Updated: Jun 20, 2022
Someone recently told me, "You know, I wasn't a Kerri fan when I first met you. You just rushed around everywhere like you were better than everyone else."
I remember "rushing around everywhere." You would have seen me speed walking to the bathroom or hurrying to a meeting – I couldn't say more than a passing "hi" to anyone in the halls I was in such a rush. I would refill my tea thermos and hold my breath waiting impatiently for the person in front of me to finish filling their mug. I was rushing, rushing, rushing because I cared so much - too much.
In hindsight, my spinning was accompanied with the best intentions. I was trying to fix things that were way out of my control. As a result, it was sometimes hard for people to connect with me.
If I could draw what it felt like to be me during those years, it would probably look like this:
My give-a-crap factor got away on me. I ran around like a chicken with my head cut off. I steamrolled people because I knew the data, I knew my ideas would address what needed to shift and I was confident I was right. In my right-ness (or righteousness), I broke some relationships.
The truth? I was trying to control things outside of my control and that is a perfect opportunity to manage, or in my case not manage, the give-a-crap factor.
Let me explain. When I first started that job that had me spinning, I created and sent out an employee survey to assess people's feelings and attitudes about their work. In hindsight, it wasn't much different than an engagement survey and gave the same kinds of results:
employees wanted more from their leaders.
The organization was like many companies I work with now – it had a pattern of promoting leaders without a lot of leadership development and training, so the leaders were ill-equipped to meet their employees' needs. Long story short, I observed that employees and leaders were hurting. That is a trigger for me.
So what happened?
I met with a coach who helped me self-manage. I slowed down, I created a Leadership Academy that helped leaders meet their employees’ needs.
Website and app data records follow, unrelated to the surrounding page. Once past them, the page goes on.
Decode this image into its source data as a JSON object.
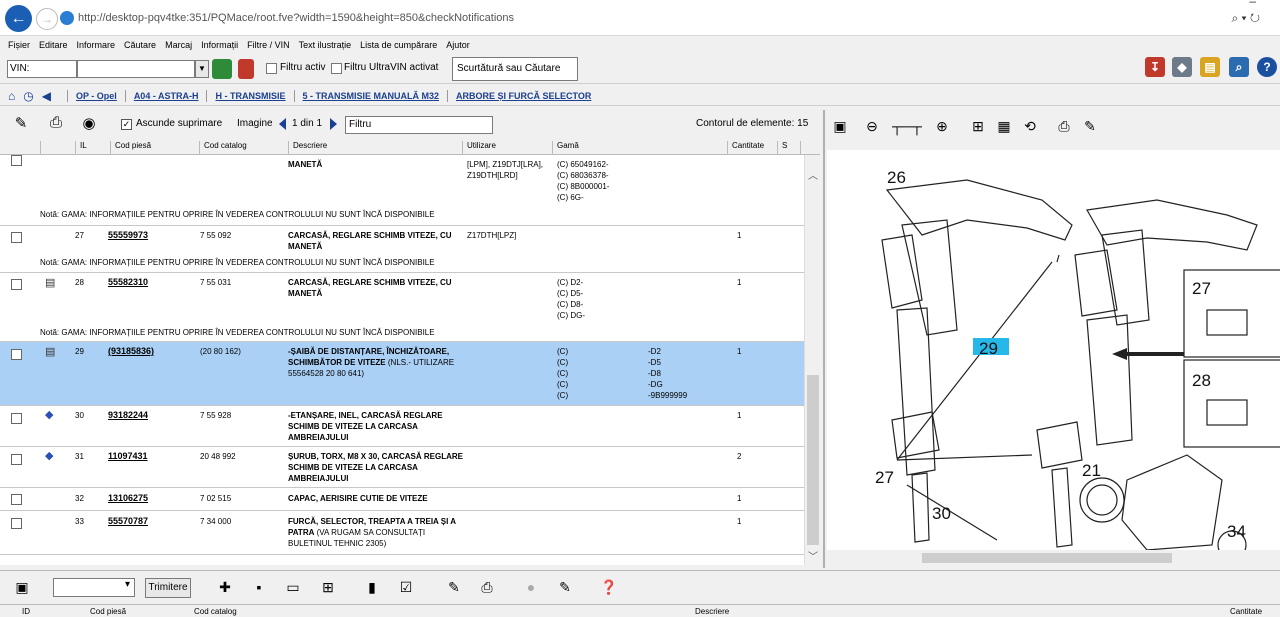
{
  "browser": {
    "url": "http://desktop-pqv4tke:351/PQMace/root.fve?width=1590&height=850&checkNotifications",
    "search_ctrl": "⌕ ▾ ↻"
  },
  "menu": [
    "Fișier",
    "Editare",
    "Informare",
    "Căutare",
    "Marcaj",
    "Informații",
    "Filtre / VIN",
    "Text ilustrație",
    "Lista de cumpărare",
    "Ajutor"
  ],
  "vin": {
    "label": "VIN:",
    "filter_active": "Filtru activ",
    "filter_ultravin": "Filtru UltraVIN activat",
    "shortcut_placeholder": "Scurtătură sau Căutare"
  },
  "breadcrumb": [
    "OP - Opel",
    "A04 - ASTRA-H",
    "H - TRANSMISIE",
    "5 - TRANSMISIE MANUALĂ M32",
    "ARBORE ȘI FURCĂ SELECTOR"
  ],
  "left_toolbar": {
    "hide_deleted": "Ascunde suprimare",
    "image_label": "Imagine",
    "image_count": "1 din 1",
    "filter_value": "Filtru",
    "counter": "Contorul de elemente: 15"
  },
  "columns": {
    "il": "IL",
    "part_code": "Cod piesă",
    "catalog_code": "Cod catalog",
    "description": "Descriere",
    "usage": "Utilizare",
    "range": "Gamă",
    "qty": "Cantitate",
    "s": "S"
  },
  "partial_row": {
    "desc": "MANETĂ",
    "usage": "[LPM], Z19DTJ[LRA], Z19DTH[LRD]",
    "range": [
      "(C) 65049162-",
      "(C) 68036378-",
      "(C) 8B000001-",
      "(C) 6G-"
    ]
  },
  "note_text": "Notă: GAMA: INFORMAȚIILE PENTRU OPRIRE ÎN VEDEREA CONTROLULUI NU SUNT ÎNCĂ DISPONIBILE",
  "rows": [
    {
      "il": "27",
      "code": "55559973",
      "catalog": "7 55 092",
      "desc": "CARCASĂ, REGLARE SCHIMB VITEZE, CU MANETĂ",
      "usage": "Z17DTH[LPZ]",
      "range": [],
      "range2": [],
      "qty": "1"
    },
    {
      "il": "28",
      "code": "55582310",
      "catalog": "7 55 031",
      "desc": "CARCASĂ, REGLARE SCHIMB VITEZE, CU MANETĂ",
      "usage": "",
      "range": [
        "(C) D2-",
        "(C) D5-",
        "(C) D8-",
        "(C) DG-"
      ],
      "range2": [],
      "qty": "1"
    },
    {
      "il": "29",
      "code": "(93185836)",
      "catalog": "(20 80 162)",
      "desc": "-ȘAIBĂ DE DISTANȚARE, ÎNCHIZĂTOARE, SCHIMBĂTOR DE VITEZE",
      "desc_extra": "(NLS.- UTILIZARE 55564528 20 80 641)",
      "usage": "",
      "range": [
        "(C)",
        "(C)",
        "(C)",
        "(C)",
        "(C)"
      ],
      "range2": [
        "-D2",
        "-D5",
        "-D8",
        "-DG",
        "-9B999999"
      ],
      "qty": "1"
    },
    {
      "il": "30",
      "code": "93182244",
      "catalog": "7 55 928",
      "desc": "-ETANȘARE, INEL, CARCASĂ REGLARE SCHIMB DE VITEZE LA CARCASA AMBREIAJULUI",
      "usage": "",
      "range": [],
      "range2": [],
      "qty": "1"
    },
    {
      "il": "31",
      "code": "11097431",
      "catalog": "20 48 992",
      "desc": "ȘURUB, TORX, M8 X 30, CARCASĂ REGLARE SCHIMB DE VITEZE LA CARCASA AMBREIAJULUI",
      "usage": "",
      "range": [],
      "range2": [],
      "qty": "2"
    },
    {
      "il": "32",
      "code": "13106275",
      "catalog": "7 02 515",
      "desc": "CAPAC, AERISIRE CUTIE DE VITEZE",
      "usage": "",
      "range": [],
      "range2": [],
      "qty": "1"
    },
    {
      "il": "33",
      "code": "55570787",
      "catalog": "7 34 000",
      "desc": "FURCĂ, SELECTOR, TREAPTA A TREIA ȘI A PATRA",
      "desc_extra": "(VA RUGAM SA CONSULTAȚI BULETINUL TEHNIC 2305)",
      "usage": "",
      "range": [],
      "range2": [],
      "qty": "1"
    }
  ],
  "drawing": {
    "callouts": [
      "26",
      "27",
      "28",
      "29",
      "27",
      "21",
      "30",
      "34"
    ]
  },
  "bottom": {
    "send": "Trimitere",
    "columns": [
      "ID",
      "Cod piesă",
      "Cod catalog",
      "Descriere",
      "Cantitate"
    ]
  }
}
That Leadership Academy created relationships I still hold dear today.
In short: I managed what was in my control.
The irony: I made more of an impact when I did less.
Interested in three strategies to manage your give-a-crap factor? Download the information here: